Whenever a line in the entries includes the word "Promotions", copy that line out.

┌──

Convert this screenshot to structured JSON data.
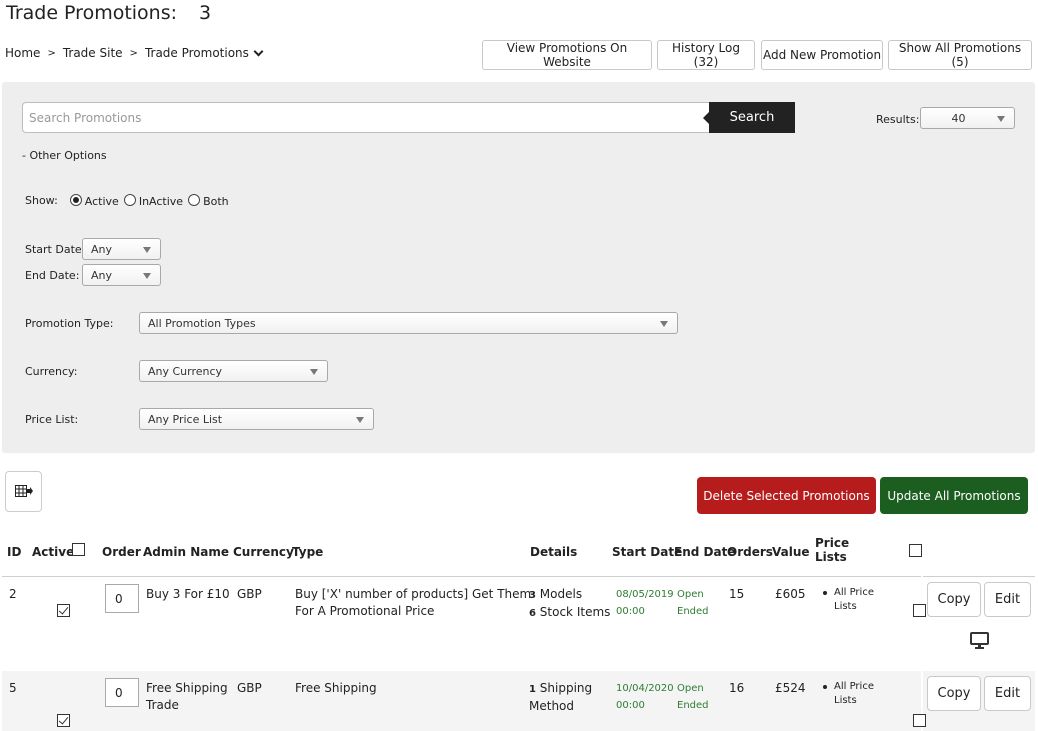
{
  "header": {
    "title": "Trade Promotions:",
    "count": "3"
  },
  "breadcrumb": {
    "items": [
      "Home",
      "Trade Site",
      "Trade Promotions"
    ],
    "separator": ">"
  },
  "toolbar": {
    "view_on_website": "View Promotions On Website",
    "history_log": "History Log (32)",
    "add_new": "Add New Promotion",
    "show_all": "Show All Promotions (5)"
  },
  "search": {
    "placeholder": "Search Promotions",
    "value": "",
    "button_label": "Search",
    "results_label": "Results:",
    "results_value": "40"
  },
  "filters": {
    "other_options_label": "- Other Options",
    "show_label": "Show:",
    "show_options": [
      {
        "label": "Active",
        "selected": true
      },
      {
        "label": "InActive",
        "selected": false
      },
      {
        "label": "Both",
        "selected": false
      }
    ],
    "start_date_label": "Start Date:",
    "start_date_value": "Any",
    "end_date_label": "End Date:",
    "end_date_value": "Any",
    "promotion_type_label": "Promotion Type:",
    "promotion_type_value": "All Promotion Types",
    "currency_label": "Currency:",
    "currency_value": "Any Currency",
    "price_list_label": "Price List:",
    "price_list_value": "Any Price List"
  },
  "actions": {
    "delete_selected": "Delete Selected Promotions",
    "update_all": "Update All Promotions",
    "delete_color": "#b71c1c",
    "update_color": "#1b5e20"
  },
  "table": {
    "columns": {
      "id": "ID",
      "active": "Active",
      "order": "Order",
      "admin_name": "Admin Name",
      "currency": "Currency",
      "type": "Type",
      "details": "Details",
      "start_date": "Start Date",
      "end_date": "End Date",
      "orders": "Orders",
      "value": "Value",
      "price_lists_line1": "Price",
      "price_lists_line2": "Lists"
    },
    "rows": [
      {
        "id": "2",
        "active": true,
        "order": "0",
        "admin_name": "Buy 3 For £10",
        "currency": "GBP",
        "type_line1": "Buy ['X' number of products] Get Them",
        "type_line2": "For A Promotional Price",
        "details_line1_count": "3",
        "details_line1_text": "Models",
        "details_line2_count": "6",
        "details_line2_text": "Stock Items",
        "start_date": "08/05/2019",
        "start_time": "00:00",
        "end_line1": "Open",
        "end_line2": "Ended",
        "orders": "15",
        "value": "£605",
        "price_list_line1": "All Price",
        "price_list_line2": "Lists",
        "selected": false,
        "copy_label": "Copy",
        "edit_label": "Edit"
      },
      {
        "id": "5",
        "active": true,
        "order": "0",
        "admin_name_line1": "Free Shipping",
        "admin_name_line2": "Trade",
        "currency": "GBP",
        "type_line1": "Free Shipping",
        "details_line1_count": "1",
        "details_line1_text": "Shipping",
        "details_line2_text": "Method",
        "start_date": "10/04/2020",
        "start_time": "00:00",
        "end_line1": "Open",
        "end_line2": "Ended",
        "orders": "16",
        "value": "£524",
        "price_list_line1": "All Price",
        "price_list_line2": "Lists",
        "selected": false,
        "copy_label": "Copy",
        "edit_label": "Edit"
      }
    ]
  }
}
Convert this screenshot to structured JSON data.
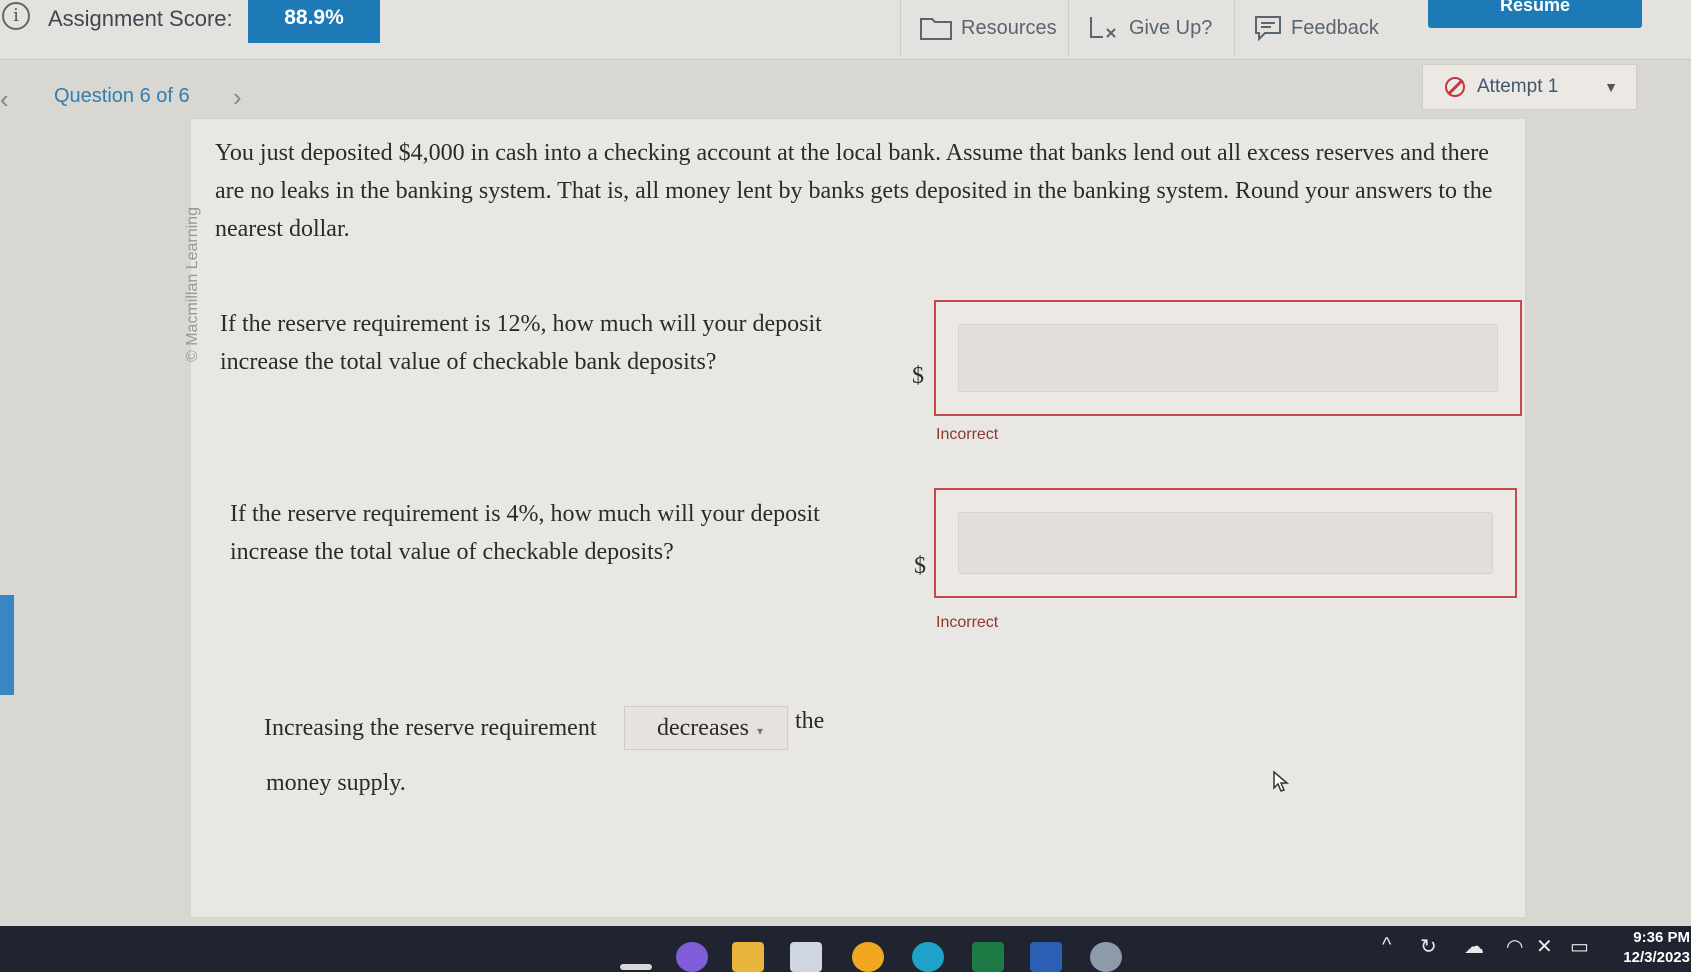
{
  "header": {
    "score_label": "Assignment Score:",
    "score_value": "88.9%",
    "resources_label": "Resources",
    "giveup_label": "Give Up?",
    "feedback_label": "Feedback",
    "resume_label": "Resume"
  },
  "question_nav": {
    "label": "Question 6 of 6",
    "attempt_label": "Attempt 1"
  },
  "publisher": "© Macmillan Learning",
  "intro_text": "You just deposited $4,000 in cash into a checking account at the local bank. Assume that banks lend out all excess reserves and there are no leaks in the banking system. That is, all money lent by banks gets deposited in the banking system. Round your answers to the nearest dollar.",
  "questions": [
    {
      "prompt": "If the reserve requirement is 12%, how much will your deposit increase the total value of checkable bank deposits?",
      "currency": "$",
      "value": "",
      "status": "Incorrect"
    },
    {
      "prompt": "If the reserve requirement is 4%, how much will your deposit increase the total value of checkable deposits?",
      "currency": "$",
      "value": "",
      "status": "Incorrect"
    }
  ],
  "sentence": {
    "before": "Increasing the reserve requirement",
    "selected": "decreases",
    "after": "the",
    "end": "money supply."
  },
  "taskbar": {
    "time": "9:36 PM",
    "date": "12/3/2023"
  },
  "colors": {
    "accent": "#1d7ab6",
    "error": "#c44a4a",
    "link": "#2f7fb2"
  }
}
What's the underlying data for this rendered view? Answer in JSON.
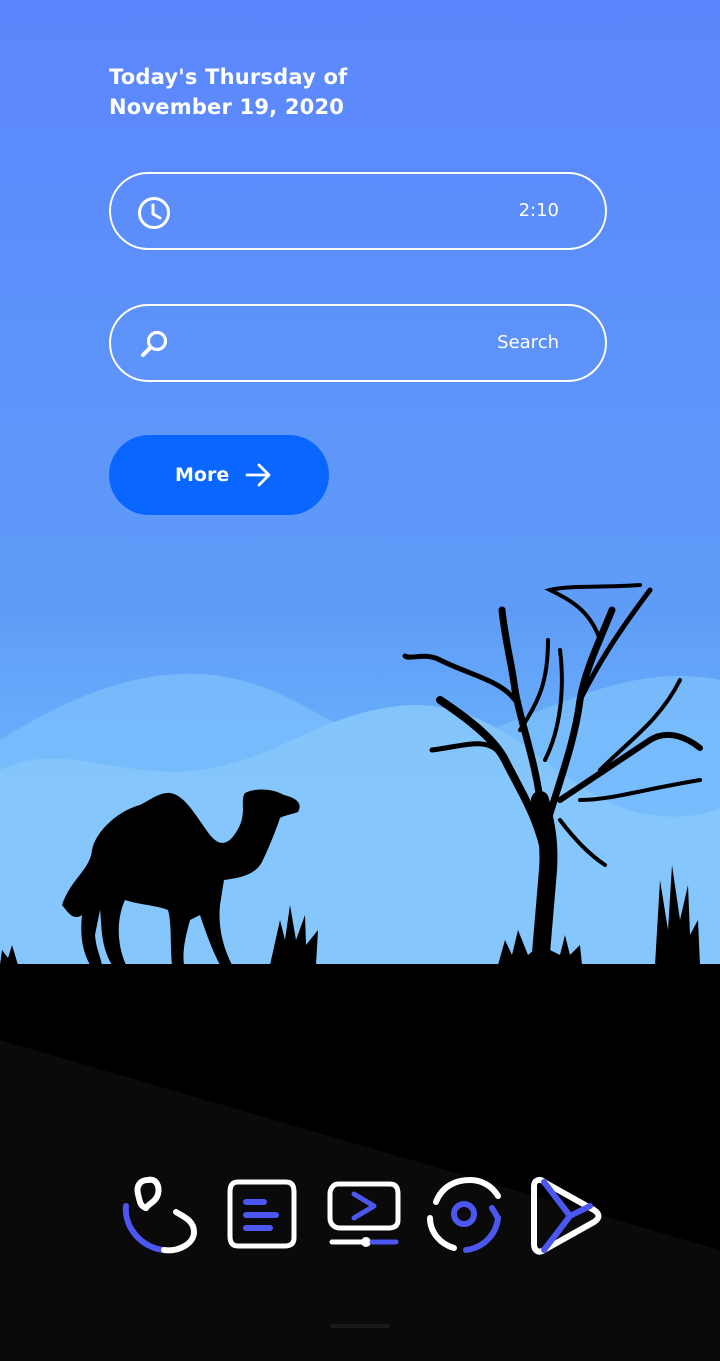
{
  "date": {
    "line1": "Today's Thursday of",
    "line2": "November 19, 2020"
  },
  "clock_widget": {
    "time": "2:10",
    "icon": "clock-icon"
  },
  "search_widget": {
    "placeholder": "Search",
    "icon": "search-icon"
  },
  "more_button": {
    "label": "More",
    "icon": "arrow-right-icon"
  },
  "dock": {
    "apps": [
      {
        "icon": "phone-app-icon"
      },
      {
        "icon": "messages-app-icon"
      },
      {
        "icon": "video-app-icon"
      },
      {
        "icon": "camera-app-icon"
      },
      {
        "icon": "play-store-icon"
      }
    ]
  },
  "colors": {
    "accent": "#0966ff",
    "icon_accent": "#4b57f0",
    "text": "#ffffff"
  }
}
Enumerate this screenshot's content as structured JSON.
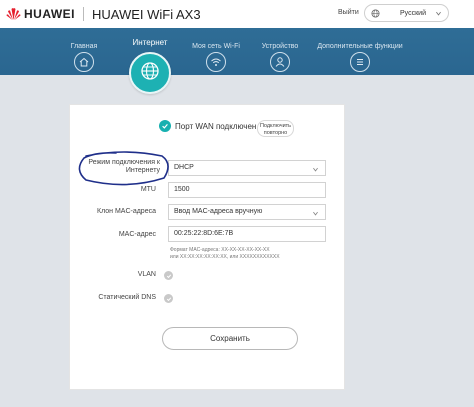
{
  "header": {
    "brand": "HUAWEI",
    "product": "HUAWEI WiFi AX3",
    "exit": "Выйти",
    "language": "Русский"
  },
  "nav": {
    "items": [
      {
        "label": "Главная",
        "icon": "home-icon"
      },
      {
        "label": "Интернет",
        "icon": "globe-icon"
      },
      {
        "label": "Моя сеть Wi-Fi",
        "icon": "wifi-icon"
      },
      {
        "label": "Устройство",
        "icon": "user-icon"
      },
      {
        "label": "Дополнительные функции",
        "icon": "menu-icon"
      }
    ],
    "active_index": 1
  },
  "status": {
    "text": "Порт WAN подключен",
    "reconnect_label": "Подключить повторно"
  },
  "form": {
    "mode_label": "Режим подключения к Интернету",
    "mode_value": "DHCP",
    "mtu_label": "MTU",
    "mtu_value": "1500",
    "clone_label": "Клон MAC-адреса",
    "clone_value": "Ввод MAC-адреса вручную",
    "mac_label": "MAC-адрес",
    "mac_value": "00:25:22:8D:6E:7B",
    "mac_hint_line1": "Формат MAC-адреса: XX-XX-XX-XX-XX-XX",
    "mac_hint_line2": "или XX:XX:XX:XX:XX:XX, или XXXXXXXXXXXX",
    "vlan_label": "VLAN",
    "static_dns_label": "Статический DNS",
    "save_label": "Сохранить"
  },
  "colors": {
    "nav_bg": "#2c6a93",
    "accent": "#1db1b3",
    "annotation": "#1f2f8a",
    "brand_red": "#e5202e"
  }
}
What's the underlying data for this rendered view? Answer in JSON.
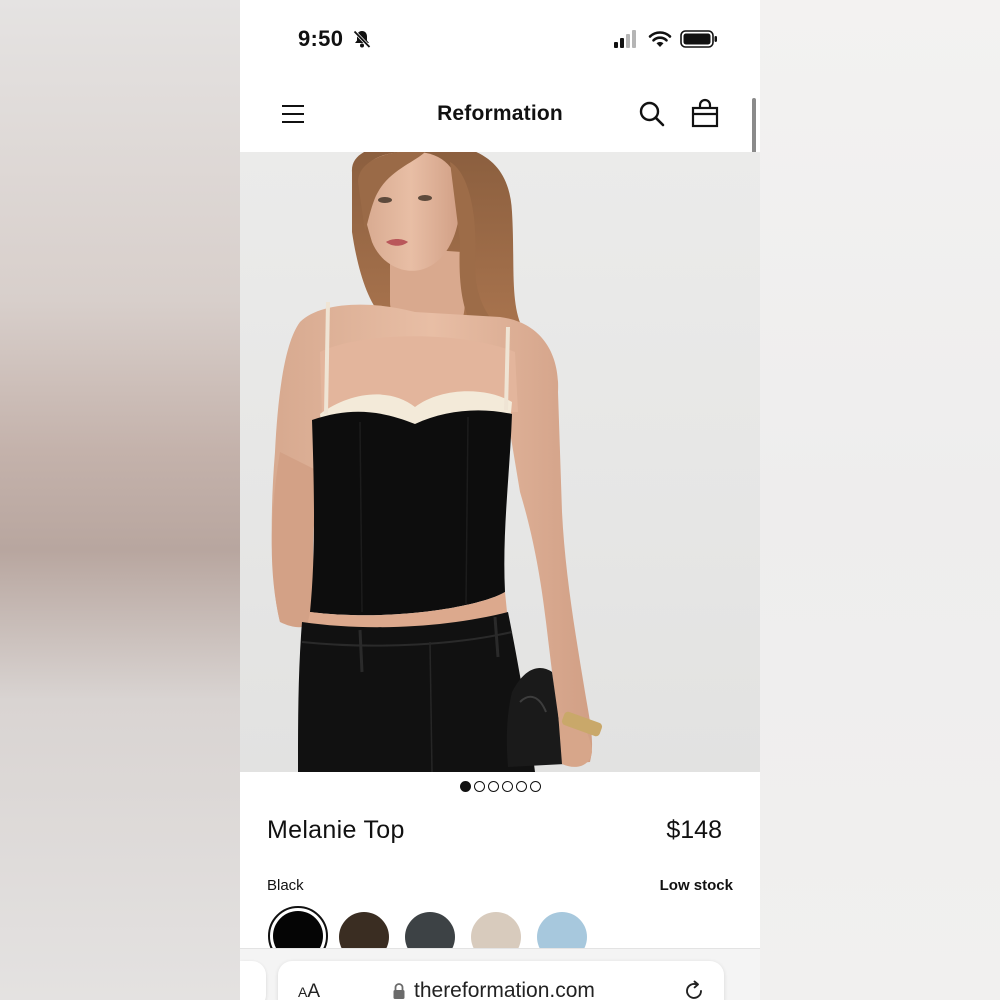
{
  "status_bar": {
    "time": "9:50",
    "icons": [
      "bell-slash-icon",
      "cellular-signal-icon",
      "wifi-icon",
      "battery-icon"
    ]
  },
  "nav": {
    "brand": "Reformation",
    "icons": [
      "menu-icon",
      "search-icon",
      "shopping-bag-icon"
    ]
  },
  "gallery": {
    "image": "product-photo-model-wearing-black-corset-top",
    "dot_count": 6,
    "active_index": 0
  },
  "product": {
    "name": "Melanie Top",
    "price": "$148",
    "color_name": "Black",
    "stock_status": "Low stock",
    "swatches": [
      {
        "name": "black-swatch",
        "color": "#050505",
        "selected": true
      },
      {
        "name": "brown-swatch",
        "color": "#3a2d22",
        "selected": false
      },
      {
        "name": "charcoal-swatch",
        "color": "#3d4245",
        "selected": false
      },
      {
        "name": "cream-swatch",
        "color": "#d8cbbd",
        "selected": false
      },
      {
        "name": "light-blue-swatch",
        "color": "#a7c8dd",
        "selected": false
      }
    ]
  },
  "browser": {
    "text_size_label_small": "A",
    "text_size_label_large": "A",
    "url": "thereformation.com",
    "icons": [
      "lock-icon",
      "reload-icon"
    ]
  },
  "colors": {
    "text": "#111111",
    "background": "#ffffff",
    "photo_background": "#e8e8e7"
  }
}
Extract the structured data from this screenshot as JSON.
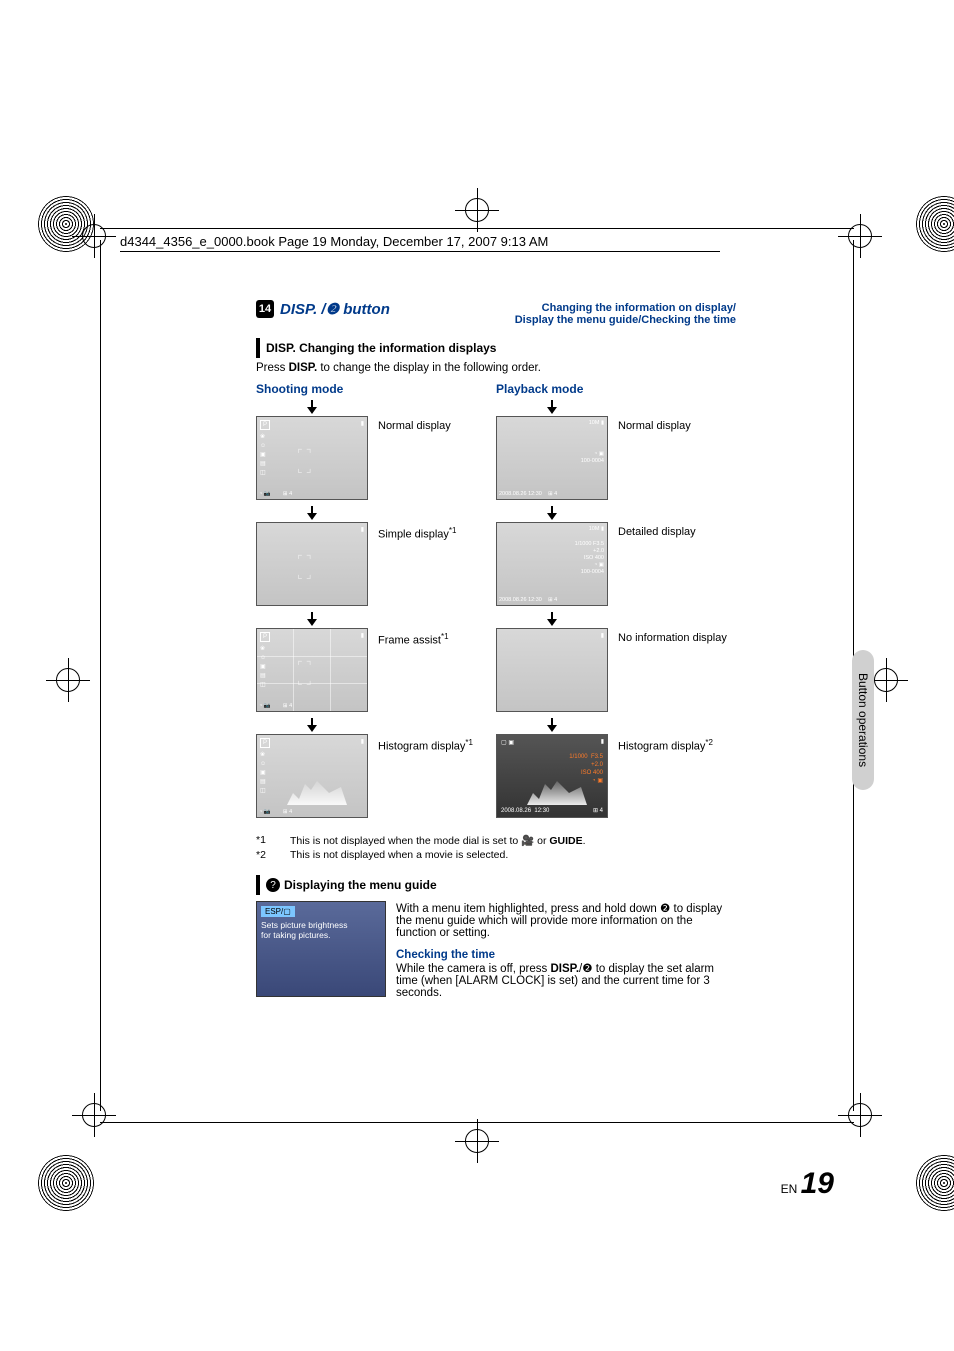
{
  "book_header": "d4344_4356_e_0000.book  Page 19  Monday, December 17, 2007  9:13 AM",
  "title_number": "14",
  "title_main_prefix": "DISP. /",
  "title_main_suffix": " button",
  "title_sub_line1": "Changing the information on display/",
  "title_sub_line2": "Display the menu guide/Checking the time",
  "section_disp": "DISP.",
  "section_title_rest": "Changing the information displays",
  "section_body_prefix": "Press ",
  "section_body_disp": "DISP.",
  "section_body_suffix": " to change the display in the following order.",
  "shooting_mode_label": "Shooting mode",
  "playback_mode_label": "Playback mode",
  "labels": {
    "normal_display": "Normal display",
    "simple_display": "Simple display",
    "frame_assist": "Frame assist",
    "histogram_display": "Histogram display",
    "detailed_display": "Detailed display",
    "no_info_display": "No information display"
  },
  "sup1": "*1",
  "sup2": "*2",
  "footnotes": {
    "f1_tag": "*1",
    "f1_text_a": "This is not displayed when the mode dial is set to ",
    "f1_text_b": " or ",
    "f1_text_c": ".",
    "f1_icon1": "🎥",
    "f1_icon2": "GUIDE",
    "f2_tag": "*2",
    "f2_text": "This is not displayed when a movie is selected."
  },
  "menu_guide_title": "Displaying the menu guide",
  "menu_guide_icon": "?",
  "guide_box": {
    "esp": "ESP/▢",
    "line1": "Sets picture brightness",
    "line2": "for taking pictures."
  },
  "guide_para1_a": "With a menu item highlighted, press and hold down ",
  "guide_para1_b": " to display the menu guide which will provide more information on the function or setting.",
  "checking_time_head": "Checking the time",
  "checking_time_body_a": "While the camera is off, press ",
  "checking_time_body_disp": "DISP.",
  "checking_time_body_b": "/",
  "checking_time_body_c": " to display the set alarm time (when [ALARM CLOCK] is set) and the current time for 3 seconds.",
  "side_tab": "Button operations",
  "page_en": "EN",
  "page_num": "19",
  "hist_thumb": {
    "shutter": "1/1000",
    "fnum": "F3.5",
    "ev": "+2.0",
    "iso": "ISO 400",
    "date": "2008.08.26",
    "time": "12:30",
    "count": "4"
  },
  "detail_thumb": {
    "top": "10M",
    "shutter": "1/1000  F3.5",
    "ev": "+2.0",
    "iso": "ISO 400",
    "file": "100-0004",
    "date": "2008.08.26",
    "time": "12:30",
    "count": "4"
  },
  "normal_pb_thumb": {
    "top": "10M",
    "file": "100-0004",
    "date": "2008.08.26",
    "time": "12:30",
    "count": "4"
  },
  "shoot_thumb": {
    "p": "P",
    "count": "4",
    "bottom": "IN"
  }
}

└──

Written answer:
    "title": "Trade Promotions:",
      "Trade Promotions"
    "view_on_website": "View Promotions On Website",
    "show_all": "Show All Promotions (5)"
    "placeholder": "Search Promotions",
    "delete_selected": "Delete Selected Promotions",
    "update_all": "Update All Promotions",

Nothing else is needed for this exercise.